NORFOLK and Suffolk still have big gaps in life expectancy and health according to where you live. Men in South Norfolk can expect to live three years longer than men in Yarmouth, with early deaths from heart disease and stroke causing most of the differences.

NORFOLK and Suffolk still have big gaps in life expectancy and health according to where you live.

Men in South Norfolk can expect to live three years longer than men in Yarmouth, with early deaths from heart disease and stroke causing most of the differences.

Even within the borough of Yarmouth, life expectancy varies by eight years for men between the most deprived and least deprived areas.

The new health profiles, published by the Association of Public Health Observatories for every district and county, show that an estimated 100 people die from winter cold in Yarmouth each year - one of the worst rates in the country. It is the first time winter deaths have been included in the profile.

King's Lynn and West Norfolk has one of the worst rates of infant mortality in the country.

In general the health of Norfolk people is better than the England average. Death rates have improved over the last 10 years, including those caused by cancer, heart disease and smoke. But its rates of injury and death in road accidents are significantly worse than average, putting it in the worst 25pc in the country with 510 casualties a year.

Most Read

The most unhealthy part of the county is Yarmouth, although parts of Thetford, King's Lynn and Norwich also have problems of deprivation and related poor health.

Yarmouth has above-average numbers of adults on incapacity benefit for mental illness, and higher than average rates of drug misuse, deprivation and diabetes.

The rates of teenage pregnancy, breast feeding and physical activity in children at school are significantly worse than the national average. But it does better than average on binge drinking and numbers of road injuries and deaths.

Become a Supporter

This newspaper has been a central part of community life for many years. Our industry faces testing times, which is why we're asking for your support.

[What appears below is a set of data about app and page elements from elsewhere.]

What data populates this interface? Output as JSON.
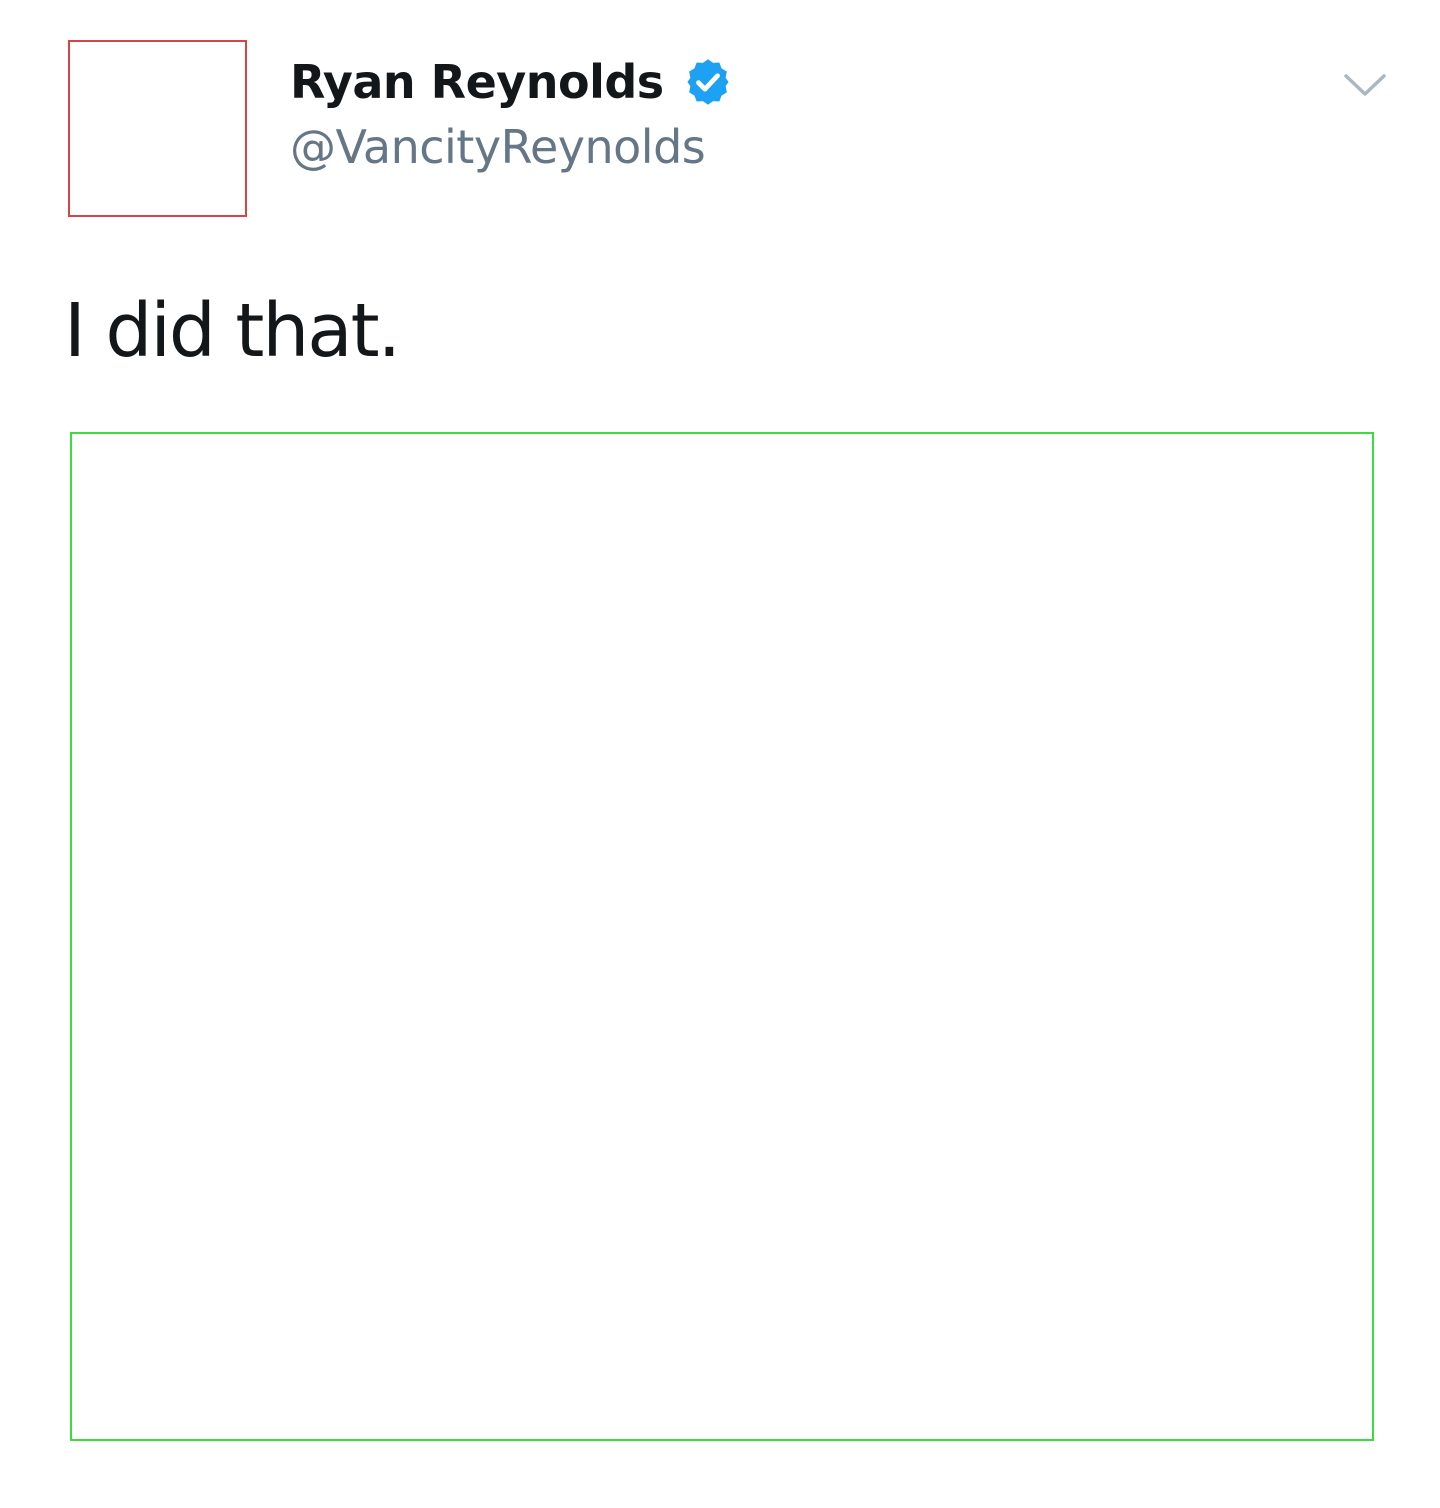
{
  "tweet": {
    "display_name": "Ryan Reynolds",
    "handle": "@VancityReynolds",
    "text": "I did that.",
    "verified": true
  },
  "icons": {
    "verified": "verified-badge-icon",
    "menu": "chevron-down-icon"
  },
  "colors": {
    "verified_badge": "#1da1f2",
    "handle_text": "#657786",
    "primary_text": "#14171a",
    "avatar_outline": "#d64545",
    "media_outline": "#3ddc3d"
  }
}
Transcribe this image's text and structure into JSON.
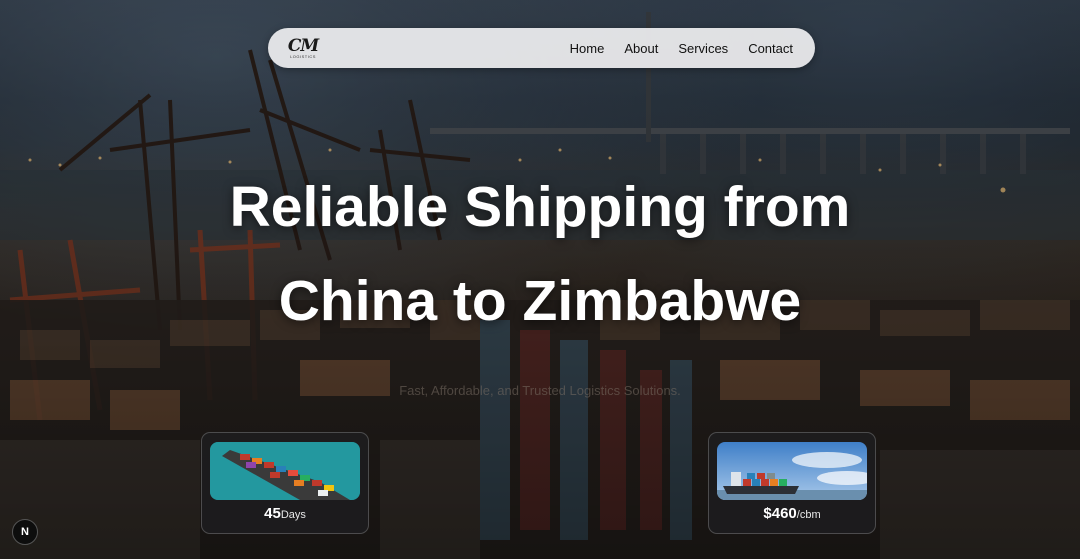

Every contribution will help us continue to produce local journalism that makes a measurable difference to our community.

Become a Supporter